*TASK PROMPT:* Leaving out all images, write out the records that follow exactly.

*INPUT MATERIAL:*
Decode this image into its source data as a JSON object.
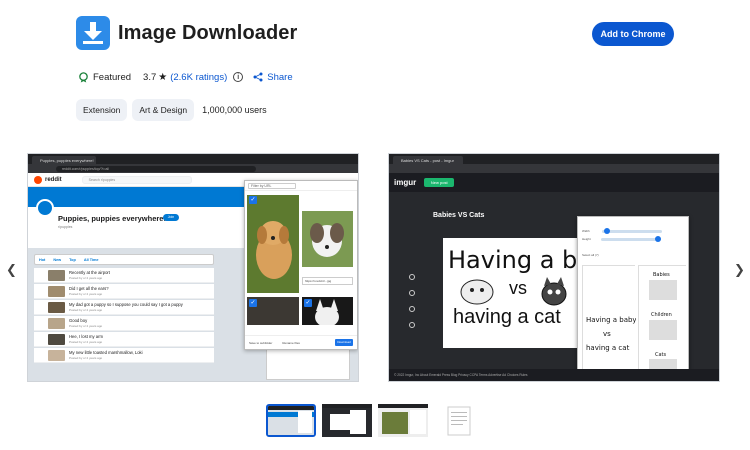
{
  "app": {
    "title": "Image Downloader",
    "add_button": "Add to Chrome",
    "featured": "Featured",
    "rating": "3.7",
    "ratings_link": "(2.6K ratings)",
    "share": "Share",
    "chips": [
      "Extension",
      "Art & Design"
    ],
    "users": "1,000,000 users"
  },
  "colors": {
    "accent": "#0b57d0",
    "icon_bg": "#2d8be8"
  },
  "carousel": {
    "prev_icon": "chevron-left-icon",
    "next_icon": "chevron-right-icon",
    "selected_thumb": 0
  },
  "shot1": {
    "tab": "Puppies, puppies everywhere!",
    "url": "reddit.com/r/puppies/top/?t=all",
    "logo": "reddit",
    "search": "Search r/puppies",
    "sub_title": "Puppies, puppies everywhere!",
    "sub_name": "r/puppies",
    "join": "Join",
    "sort": [
      "Hot",
      "New",
      "Top",
      "All Time"
    ],
    "posts": [
      {
        "title": "Recently at the airport",
        "meta": "Posted by u/ 2 years ago"
      },
      {
        "title": "Did I get all the ears?",
        "meta": "Posted by u/ 2 years ago"
      },
      {
        "title": "My dad got a puppy so I suppose you could say I got a puppy",
        "meta": "Posted by u/ 2 years ago"
      },
      {
        "title": "Good boy",
        "meta": "Posted by u/ 2 years ago"
      },
      {
        "title": "Hee, I lost my arm",
        "meta": "Posted by u/ 2 years ago"
      },
      {
        "title": "My new little toasted marshmallow, Loki",
        "meta": "Posted by u/ 2 years ago"
      }
    ],
    "popup_filter": "Filter by URL",
    "popup_url": "https://i.redd.it/...jpg",
    "popup_save": "Save to subfolder",
    "popup_rename": "Rename files",
    "popup_download": "Download"
  },
  "shot2": {
    "tab": "Babies VS Cats - post - Imgur",
    "logo": "imgur",
    "new_post": "New post",
    "title": "Babies VS Cats",
    "image_line1": "Having a baby",
    "image_vs": "vs",
    "image_line2": "having a cat",
    "popup_width": "Width",
    "popup_height": "Height",
    "popup_select_all": "Select all (7)",
    "popup_download": "Download",
    "footer": "© 2022 Imgur, Inc  About  Emerald  Press  Blog  Privacy  CCPA  Terms  Advertise  Ad Choices  Rules"
  }
}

*RESULT FOR THIS EXERCISE:*
Decode this image into its source data as a JSON object.
{
  "app": {
    "title": "Image Downloader",
    "add_button": "Add to Chrome",
    "featured": "Featured",
    "rating": "3.7",
    "ratings_link": "(2.6K ratings)",
    "share": "Share",
    "chips": [
      "Extension",
      "Art & Design"
    ],
    "users": "1,000,000 users"
  },
  "colors": {
    "accent": "#0b57d0",
    "icon_bg": "#2d8be8"
  },
  "carousel": {
    "prev_icon": "chevron-left-icon",
    "next_icon": "chevron-right-icon",
    "selected_thumb": 0
  },
  "shot1": {
    "tab": "Puppies, puppies everywhere!",
    "url": "reddit.com/r/puppies/top/?t=all",
    "logo": "reddit",
    "search": "Search r/puppies",
    "sub_title": "Puppies, puppies everywhere!",
    "sub_name": "r/puppies",
    "join": "Join",
    "sort": [
      "Hot",
      "New",
      "Top",
      "All Time"
    ],
    "posts": [
      {
        "title": "Recently at the airport",
        "meta": "Posted by u/ 2 years ago"
      },
      {
        "title": "Did I get all the ears?",
        "meta": "Posted by u/ 2 years ago"
      },
      {
        "title": "My dad got a puppy so I suppose you could say I got a puppy",
        "meta": "Posted by u/ 2 years ago"
      },
      {
        "title": "Good boy",
        "meta": "Posted by u/ 2 years ago"
      },
      {
        "title": "Hee, I lost my arm",
        "meta": "Posted by u/ 2 years ago"
      },
      {
        "title": "My new little toasted marshmallow, Loki",
        "meta": "Posted by u/ 2 years ago"
      }
    ],
    "popup_filter": "Filter by URL",
    "popup_url": "https://i.redd.it/...jpg",
    "popup_save": "Save to subfolder",
    "popup_rename": "Rename files",
    "popup_download": "Download"
  },
  "shot2": {
    "tab": "Babies VS Cats - post - Imgur",
    "logo": "imgur",
    "new_post": "New post",
    "title": "Babies VS Cats",
    "image_line1": "Having a baby",
    "image_vs": "vs",
    "image_line2": "having a cat",
    "popup_width": "Width",
    "popup_height": "Height",
    "popup_select_all": "Select all (7)",
    "popup_download": "Download",
    "footer": "© 2022 Imgur, Inc  About  Emerald  Press  Blog  Privacy  CCPA  Terms  Advertise  Ad Choices  Rules"
  }
}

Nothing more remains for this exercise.